In Poetics, Aristotle is attempting to categorize the various types of poetry not to necessarily judge them; he does this by categorizing poetry and structuring it similar to a scientific debate. His definition of art is also intriguing because he views anything that people make, as compared to things found in nature, as art. As Aristotle states,"Two causes seem to have generated the art of poetry as a whole, and these are natural ones" (90). The largest cause is representation, which humans use to learn how to relate to the world. Poetry as a whole must represent life truly while every type of poem is governed by its own laws that keep it consistent.
Aristotle differs from his teacher Plato by grounding his research on a more pragmatic basis by looking at nature and the objects of the real world and inducting his conclusions from what he observes rather than deducting as Plato does from his metaphysical concepts of being. Unlike Plato, Aristotle recognizes poetry as a legitimate branch of study as opposed to a degraded imitation, and sees poetry as a source of universal knowledge of human behavior. In addition, Aristotle recognizes that good poetry has a positive emotional effect on the audience, which he calls Katharsis. Perhaps his most important and interpreted term, Katharsis, can relate to moral purification and or ethical and intellectual clarification.
As it is discussed in Aristotle’s Poetics, “Epic and tragic composition, and indeed comedy, dithyrambic composition and most sorts of music for wind and stringed instruments are all, [considered] as a whole, representations” (88). In the footnote from the same page, representations are “From the Greek mīmēsis, translated as ‘representation’ or ‘imitation.’” From the introduction of the book, it is stated that Aristotle believes “poetic imitation can reveal truth precisely because it does not passively copy appearances: it is a more creative act” (8). This contrasts Plato's view of poetry acting as a copy of a copy. With Aristotle’s view, poetry serves an important feature for those who read it, but only because of its connection to representation.

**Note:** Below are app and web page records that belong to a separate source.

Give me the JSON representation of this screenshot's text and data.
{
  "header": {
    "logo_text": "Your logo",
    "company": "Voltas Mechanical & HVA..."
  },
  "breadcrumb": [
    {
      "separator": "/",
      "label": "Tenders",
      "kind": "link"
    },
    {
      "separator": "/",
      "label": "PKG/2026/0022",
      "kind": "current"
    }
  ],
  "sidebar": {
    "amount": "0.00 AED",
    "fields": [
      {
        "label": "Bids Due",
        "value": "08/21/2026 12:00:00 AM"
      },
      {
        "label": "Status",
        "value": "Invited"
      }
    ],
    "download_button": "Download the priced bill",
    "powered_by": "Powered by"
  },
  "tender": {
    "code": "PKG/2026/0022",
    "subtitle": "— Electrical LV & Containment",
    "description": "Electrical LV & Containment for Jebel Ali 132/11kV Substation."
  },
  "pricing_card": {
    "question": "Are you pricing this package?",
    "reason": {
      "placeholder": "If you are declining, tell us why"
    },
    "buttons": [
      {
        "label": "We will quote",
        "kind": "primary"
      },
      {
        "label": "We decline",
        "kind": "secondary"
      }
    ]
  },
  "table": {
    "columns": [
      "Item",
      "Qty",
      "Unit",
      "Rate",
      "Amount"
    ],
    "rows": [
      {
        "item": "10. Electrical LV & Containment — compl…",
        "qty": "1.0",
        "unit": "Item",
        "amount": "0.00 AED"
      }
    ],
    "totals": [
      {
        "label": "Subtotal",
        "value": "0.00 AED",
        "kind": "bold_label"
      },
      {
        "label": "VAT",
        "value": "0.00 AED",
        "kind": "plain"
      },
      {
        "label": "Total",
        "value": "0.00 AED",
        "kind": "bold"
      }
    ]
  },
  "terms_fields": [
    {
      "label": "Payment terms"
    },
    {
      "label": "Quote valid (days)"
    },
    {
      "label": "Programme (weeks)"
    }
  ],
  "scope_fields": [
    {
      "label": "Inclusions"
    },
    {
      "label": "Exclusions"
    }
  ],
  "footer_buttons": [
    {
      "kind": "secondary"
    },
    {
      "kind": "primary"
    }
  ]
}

Aristotle identifies two natural causes responsible for how poetry as a whole is generated: representation is innate to people and everyone delights in representation (90). The idea of representation as innate is furthered with Aristotle’s assertion that people learn their first lessons through representation.
Representation as a delight is something Aristotle takes more time to explain. Aristotle claims that learning is pleasant “not only for philosophers but for others likewise” (90). Since people are learning when they are looking at a representation—whether it is observing, developing new strategies for looking at something, inferring what each thing is, etc.—they are constantly learning and thus being delighted. If learning does not cause obvious delight because it’s something someone hasn’t seen before, then it should still cause delight by its composition and accomplishment.
Poetics is considered to be most influential in the history of criticism and theory that framed eventual genres, prosodies, styles, structures, and forms. Aristotle is also responsible for developing the scientific method of analysis, codified the divisions of knowledge into disciplines and subdisciplines that carry on to the present day, such as physics, chemistry, zoology, biology, botany, psychology, politics, logic, and epistemology.
Major Criticism and Reception Edit
Because Aristotle relies to an extent on audience response in his approach to the interpretation of poetry, he has drawn criticism from modern literary thinkers. In particular, the New Critics take issue with Aristotle's focus on audience response, identifying this move as an affective fallacy.
Related Works Edit
Leitch, Vincent B., editor. The Norton Anthology of Theory and Criticism. 2nd ed., W.W. Norton & Co., 2010.